--- MATERIAL FOR THIS EXERCISE Enclosed Below ---

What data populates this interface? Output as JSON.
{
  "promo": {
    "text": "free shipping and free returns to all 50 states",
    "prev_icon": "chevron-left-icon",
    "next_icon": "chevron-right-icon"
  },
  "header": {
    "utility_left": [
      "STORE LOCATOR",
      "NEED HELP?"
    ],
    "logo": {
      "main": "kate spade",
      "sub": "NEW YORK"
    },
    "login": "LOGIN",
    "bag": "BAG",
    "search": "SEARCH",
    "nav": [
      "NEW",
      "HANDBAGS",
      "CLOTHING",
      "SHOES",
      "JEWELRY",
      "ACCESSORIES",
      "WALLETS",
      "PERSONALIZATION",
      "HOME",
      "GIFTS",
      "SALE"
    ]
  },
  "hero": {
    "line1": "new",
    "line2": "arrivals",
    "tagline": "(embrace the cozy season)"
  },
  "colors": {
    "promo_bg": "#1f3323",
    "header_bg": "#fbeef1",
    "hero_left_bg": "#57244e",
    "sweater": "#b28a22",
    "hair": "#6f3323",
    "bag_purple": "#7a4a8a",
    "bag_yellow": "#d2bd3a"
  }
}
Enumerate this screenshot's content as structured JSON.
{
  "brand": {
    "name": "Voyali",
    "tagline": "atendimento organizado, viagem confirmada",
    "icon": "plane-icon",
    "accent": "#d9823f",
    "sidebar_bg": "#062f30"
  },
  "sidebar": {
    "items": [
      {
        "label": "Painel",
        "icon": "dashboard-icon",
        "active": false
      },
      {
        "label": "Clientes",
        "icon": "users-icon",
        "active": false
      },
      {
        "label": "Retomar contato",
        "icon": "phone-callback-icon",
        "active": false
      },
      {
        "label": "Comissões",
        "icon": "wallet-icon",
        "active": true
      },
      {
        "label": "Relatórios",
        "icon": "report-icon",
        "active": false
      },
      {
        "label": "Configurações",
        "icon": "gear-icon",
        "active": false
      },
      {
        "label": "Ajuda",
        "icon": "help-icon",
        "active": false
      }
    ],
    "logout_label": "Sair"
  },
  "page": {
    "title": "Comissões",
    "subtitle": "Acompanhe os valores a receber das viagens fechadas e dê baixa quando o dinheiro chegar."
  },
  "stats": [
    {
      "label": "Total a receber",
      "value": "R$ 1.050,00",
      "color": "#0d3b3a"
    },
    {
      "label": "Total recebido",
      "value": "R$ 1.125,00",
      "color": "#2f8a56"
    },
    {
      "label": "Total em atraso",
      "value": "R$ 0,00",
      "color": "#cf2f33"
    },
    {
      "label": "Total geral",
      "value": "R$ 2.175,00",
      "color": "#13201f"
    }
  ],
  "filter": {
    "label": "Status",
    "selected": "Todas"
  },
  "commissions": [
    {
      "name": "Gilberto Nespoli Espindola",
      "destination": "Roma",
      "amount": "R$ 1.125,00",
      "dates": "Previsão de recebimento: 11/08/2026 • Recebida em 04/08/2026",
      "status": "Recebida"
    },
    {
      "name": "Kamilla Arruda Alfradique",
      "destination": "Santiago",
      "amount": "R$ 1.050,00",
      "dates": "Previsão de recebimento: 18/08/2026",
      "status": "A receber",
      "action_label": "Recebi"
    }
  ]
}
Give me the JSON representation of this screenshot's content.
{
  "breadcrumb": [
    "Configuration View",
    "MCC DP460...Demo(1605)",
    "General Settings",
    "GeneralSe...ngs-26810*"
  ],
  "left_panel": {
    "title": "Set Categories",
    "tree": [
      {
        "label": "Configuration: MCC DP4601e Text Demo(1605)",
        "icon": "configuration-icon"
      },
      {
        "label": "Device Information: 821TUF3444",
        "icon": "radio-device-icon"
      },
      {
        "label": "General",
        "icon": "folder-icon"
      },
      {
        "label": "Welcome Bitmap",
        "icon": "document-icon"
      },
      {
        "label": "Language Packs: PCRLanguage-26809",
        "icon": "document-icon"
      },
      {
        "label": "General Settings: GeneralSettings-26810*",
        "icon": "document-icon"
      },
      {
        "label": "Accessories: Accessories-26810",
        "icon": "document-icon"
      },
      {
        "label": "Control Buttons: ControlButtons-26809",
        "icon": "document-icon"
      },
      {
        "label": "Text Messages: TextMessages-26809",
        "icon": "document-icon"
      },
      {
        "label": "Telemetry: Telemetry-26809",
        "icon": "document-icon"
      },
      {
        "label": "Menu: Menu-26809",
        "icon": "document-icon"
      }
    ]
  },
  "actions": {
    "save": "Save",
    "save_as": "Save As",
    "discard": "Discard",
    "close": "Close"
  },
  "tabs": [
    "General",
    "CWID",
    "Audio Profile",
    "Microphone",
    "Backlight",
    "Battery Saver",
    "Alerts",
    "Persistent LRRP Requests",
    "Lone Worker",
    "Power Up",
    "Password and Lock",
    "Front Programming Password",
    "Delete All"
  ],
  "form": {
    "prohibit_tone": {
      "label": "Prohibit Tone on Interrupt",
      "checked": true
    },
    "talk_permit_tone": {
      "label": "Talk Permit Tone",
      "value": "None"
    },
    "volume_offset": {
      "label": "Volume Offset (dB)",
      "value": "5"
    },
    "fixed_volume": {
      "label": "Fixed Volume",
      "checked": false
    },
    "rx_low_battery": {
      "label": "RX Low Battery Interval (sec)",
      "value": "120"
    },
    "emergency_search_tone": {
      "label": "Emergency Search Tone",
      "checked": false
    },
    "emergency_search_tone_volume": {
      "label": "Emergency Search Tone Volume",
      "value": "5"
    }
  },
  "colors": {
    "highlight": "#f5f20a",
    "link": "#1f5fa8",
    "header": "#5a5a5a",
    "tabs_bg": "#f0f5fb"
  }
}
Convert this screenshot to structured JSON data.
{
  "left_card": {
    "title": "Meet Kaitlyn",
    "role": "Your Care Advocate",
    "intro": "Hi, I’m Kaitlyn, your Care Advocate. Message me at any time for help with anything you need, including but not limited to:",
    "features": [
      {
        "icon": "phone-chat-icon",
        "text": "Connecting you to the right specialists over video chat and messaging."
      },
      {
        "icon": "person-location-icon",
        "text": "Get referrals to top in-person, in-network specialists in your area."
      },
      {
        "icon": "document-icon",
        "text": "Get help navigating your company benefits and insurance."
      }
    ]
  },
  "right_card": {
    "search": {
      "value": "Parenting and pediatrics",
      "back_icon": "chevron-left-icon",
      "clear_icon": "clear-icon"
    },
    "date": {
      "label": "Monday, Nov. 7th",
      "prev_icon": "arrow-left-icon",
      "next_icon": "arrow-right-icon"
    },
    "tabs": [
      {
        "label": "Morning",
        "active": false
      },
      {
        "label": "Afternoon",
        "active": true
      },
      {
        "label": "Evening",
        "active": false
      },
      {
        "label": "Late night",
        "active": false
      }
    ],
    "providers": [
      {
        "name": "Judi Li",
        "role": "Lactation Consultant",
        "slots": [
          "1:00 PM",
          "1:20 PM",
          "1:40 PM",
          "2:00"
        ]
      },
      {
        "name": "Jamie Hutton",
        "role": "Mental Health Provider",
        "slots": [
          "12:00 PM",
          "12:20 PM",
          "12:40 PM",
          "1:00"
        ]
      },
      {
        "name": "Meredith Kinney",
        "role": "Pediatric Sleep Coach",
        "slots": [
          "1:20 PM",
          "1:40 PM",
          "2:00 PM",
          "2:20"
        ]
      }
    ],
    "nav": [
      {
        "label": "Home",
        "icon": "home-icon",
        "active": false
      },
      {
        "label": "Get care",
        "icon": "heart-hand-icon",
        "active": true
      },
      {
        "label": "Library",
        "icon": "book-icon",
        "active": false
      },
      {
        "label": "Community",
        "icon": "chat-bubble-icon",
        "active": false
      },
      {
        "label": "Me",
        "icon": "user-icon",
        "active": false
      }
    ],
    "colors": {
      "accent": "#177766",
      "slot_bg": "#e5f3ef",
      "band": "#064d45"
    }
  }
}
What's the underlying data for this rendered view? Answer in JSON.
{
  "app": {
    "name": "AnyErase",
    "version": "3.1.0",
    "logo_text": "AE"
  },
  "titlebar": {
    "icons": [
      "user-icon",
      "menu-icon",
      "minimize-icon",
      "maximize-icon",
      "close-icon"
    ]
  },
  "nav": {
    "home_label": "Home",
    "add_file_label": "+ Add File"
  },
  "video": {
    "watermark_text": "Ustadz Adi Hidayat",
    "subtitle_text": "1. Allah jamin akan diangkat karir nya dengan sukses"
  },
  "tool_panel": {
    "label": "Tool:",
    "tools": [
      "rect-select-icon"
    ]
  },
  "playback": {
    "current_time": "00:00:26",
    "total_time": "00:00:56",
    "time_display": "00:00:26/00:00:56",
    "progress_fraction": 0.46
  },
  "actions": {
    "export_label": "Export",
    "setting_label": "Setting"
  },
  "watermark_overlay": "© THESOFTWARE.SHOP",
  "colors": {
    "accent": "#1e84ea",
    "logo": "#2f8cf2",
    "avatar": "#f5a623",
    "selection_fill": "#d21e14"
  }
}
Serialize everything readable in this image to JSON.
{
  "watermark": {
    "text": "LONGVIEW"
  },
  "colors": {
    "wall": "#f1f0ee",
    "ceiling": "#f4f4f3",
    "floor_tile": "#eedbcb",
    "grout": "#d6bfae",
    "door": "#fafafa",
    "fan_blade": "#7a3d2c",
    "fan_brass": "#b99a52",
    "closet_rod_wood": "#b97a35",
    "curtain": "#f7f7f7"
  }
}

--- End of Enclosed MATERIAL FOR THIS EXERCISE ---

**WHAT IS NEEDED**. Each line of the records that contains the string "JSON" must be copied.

**RESULT**.
What data populates this interface? Output as JSON.
Enumerate this screenshot's content as structured JSON.
Give me the JSON representation of this screenshot's content.
Convert this screenshot to structured JSON data.
What's the underlying data for this rendered view? Answer in JSON.
Serialize everything readable in this image to JSON.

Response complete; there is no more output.